Problem to work on: Scan the records for the string "gmail" and copy every line that holds it.

Extracted records Start Marker

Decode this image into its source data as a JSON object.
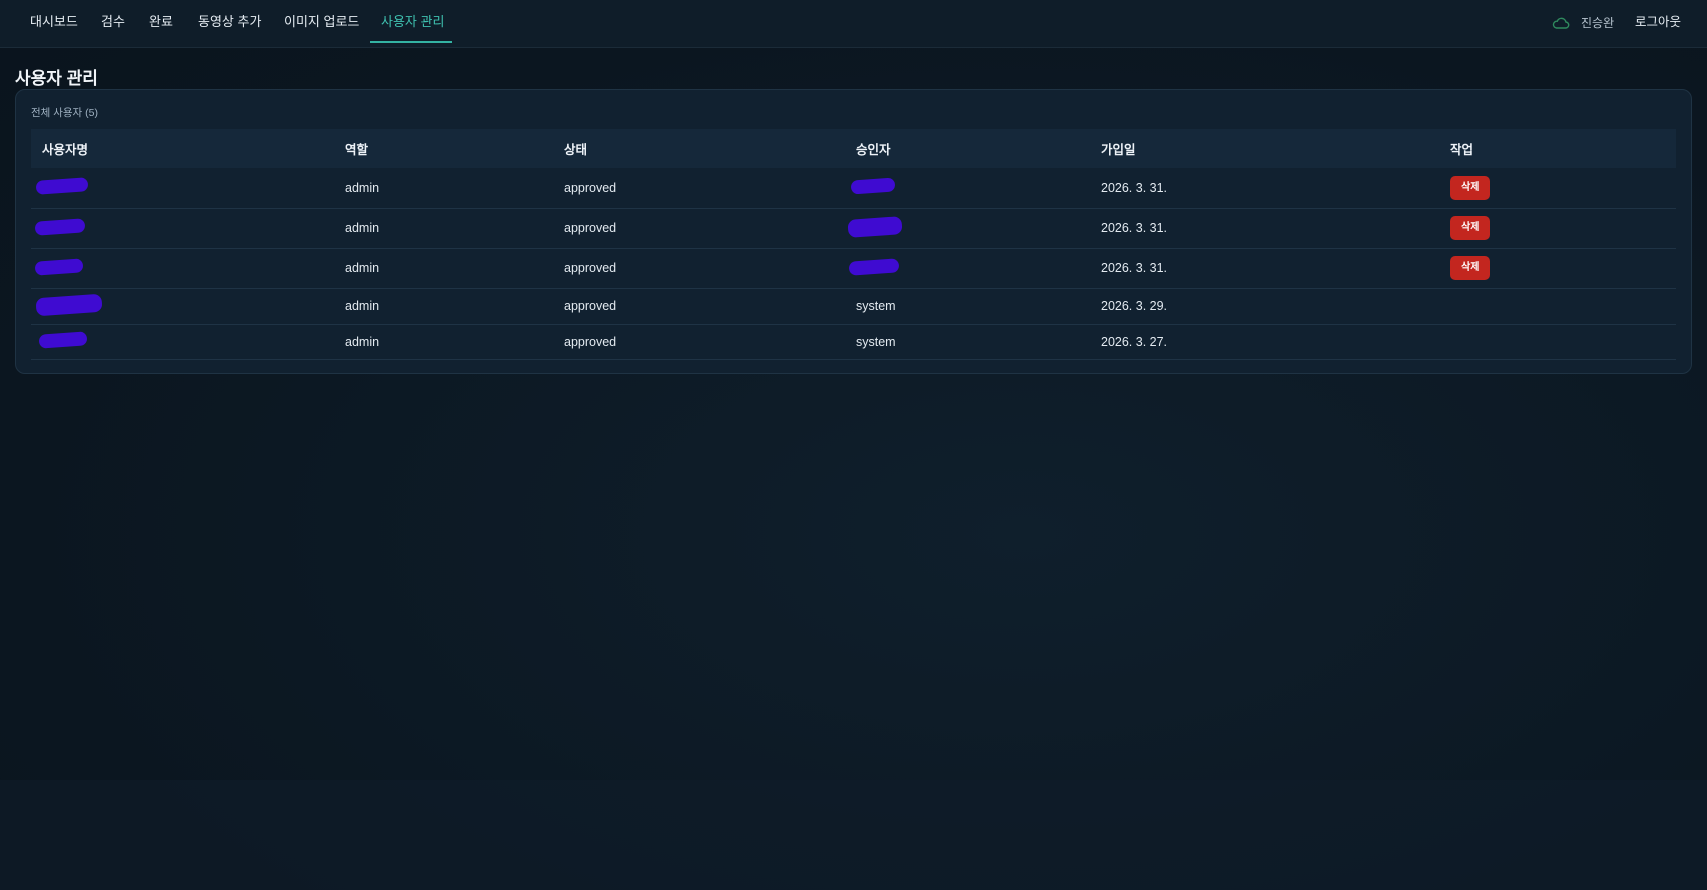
{
  "nav": {
    "items": [
      {
        "label": "대시보드"
      },
      {
        "label": "검수"
      },
      {
        "label": "완료"
      },
      {
        "label": "동영상 추가"
      },
      {
        "label": "이미지 업로드"
      },
      {
        "label": "사용자 관리"
      }
    ],
    "active_index": 5,
    "user_name": "진승완",
    "logout_label": "로그아웃"
  },
  "page": {
    "title": "사용자 관리",
    "caption": "전체 사용자 (5)"
  },
  "table": {
    "columns": [
      "사용자명",
      "역할",
      "상태",
      "승인자",
      "가입일",
      "작업"
    ],
    "rows": [
      {
        "role": "admin",
        "status": "approved",
        "approver": "",
        "joined": "2026. 3. 31.",
        "action": "삭제"
      },
      {
        "role": "admin",
        "status": "approved",
        "approver": "",
        "joined": "2026. 3. 31.",
        "action": "삭제"
      },
      {
        "role": "admin",
        "status": "approved",
        "approver": "",
        "joined": "2026. 3. 31.",
        "action": "삭제"
      },
      {
        "role": "admin",
        "status": "approved",
        "approver": "system",
        "joined": "2026. 3. 29.",
        "action": ""
      },
      {
        "role": "admin",
        "status": "approved",
        "approver": "system",
        "joined": "2026. 3. 27.",
        "action": ""
      }
    ]
  },
  "colors": {
    "accent": "#34b3a3",
    "delete": "#c3261f",
    "redaction": "#3f0bd1"
  }
}
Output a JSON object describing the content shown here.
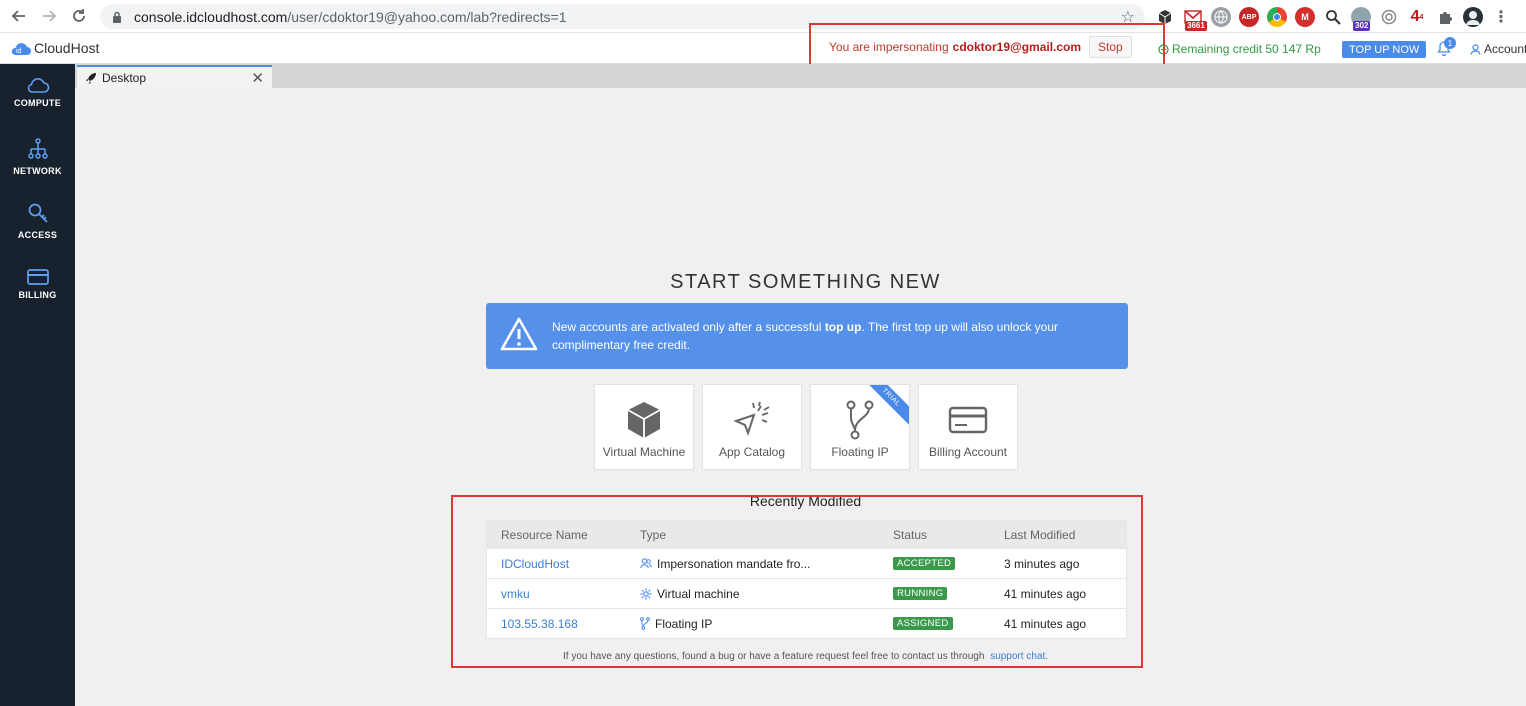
{
  "browser": {
    "url_host": "console.idcloudhost.com",
    "url_path": "/user/cdoktor19@yahoo.com/lab?redirects=1",
    "extensions": [
      {
        "name": "cube-icon",
        "badge": ""
      },
      {
        "name": "gmail-icon",
        "badge": "3661"
      },
      {
        "name": "globe-icon",
        "badge": ""
      },
      {
        "name": "adblock-icon",
        "badge": ""
      },
      {
        "name": "chrome-color-icon",
        "badge": ""
      },
      {
        "name": "mail-m-icon",
        "badge": ""
      },
      {
        "name": "magnifier-icon",
        "badge": ""
      },
      {
        "name": "ext-302-icon",
        "badge": "302"
      },
      {
        "name": "circle-ext-icon",
        "badge": ""
      },
      {
        "name": "ext-4-icon",
        "badge": ""
      },
      {
        "name": "puzzle-icon",
        "badge": ""
      },
      {
        "name": "profile-avatar",
        "badge": ""
      }
    ]
  },
  "header": {
    "logo_text": "CloudHost",
    "logo_prefix": "id",
    "impersonating_prefix": "You are impersonating",
    "impersonating_email": "cdoktor19@gmail.com",
    "stop_label": "Stop",
    "credit_text": "Remaining credit 50 147 Rp",
    "topup_label": "TOP UP NOW",
    "notifications_count": "1",
    "account_label": "Account"
  },
  "sidebar": {
    "items": [
      {
        "label": "COMPUTE",
        "icon": "cloud-icon"
      },
      {
        "label": "NETWORK",
        "icon": "network-icon"
      },
      {
        "label": "ACCESS",
        "icon": "key-icon"
      },
      {
        "label": "BILLING",
        "icon": "card-icon"
      }
    ]
  },
  "tabs": [
    {
      "label": "Desktop",
      "icon": "rocket-icon"
    }
  ],
  "main": {
    "heading": "START SOMETHING NEW",
    "alert_before": "New accounts are activated only after a successful ",
    "alert_bold": "top up",
    "alert_after": ". The first top up will also unlock your complimentary free credit.",
    "cards": [
      {
        "label": "Virtual Machine",
        "icon": "cube-icon"
      },
      {
        "label": "App Catalog",
        "icon": "cursor-burst-icon"
      },
      {
        "label": "Floating IP",
        "icon": "branch-icon",
        "ribbon": "TRIAL"
      },
      {
        "label": "Billing Account",
        "icon": "card-icon"
      }
    ],
    "recent_title": "Recently Modified",
    "columns": [
      "Resource Name",
      "Type",
      "Status",
      "Last Modified"
    ],
    "rows": [
      {
        "name": "IDCloudHost",
        "type": "Impersonation mandate fro...",
        "type_icon": "users-icon",
        "status": "ACCEPTED",
        "modified": "3 minutes ago"
      },
      {
        "name": "vmku",
        "type": "Virtual machine",
        "type_icon": "gear-icon",
        "status": "RUNNING",
        "modified": "41 minutes ago"
      },
      {
        "name": "103.55.38.168",
        "type": "Floating IP",
        "type_icon": "branch-icon",
        "status": "ASSIGNED",
        "modified": "41 minutes ago"
      }
    ],
    "footnote_text": "If you have any questions, found a bug or have a feature request feel free to contact us through",
    "footnote_link": "support chat."
  },
  "colors": {
    "accent": "#4a8ae8",
    "sidebar_bg": "#17222e",
    "status_green": "#3a9a4a",
    "highlight_red": "#d93a35",
    "credit_green": "#2e9a3e"
  }
}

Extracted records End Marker

Result of the exercise:
        "name": "gmail-icon",
    "impersonating_email": "cdoktor19@gmail.com",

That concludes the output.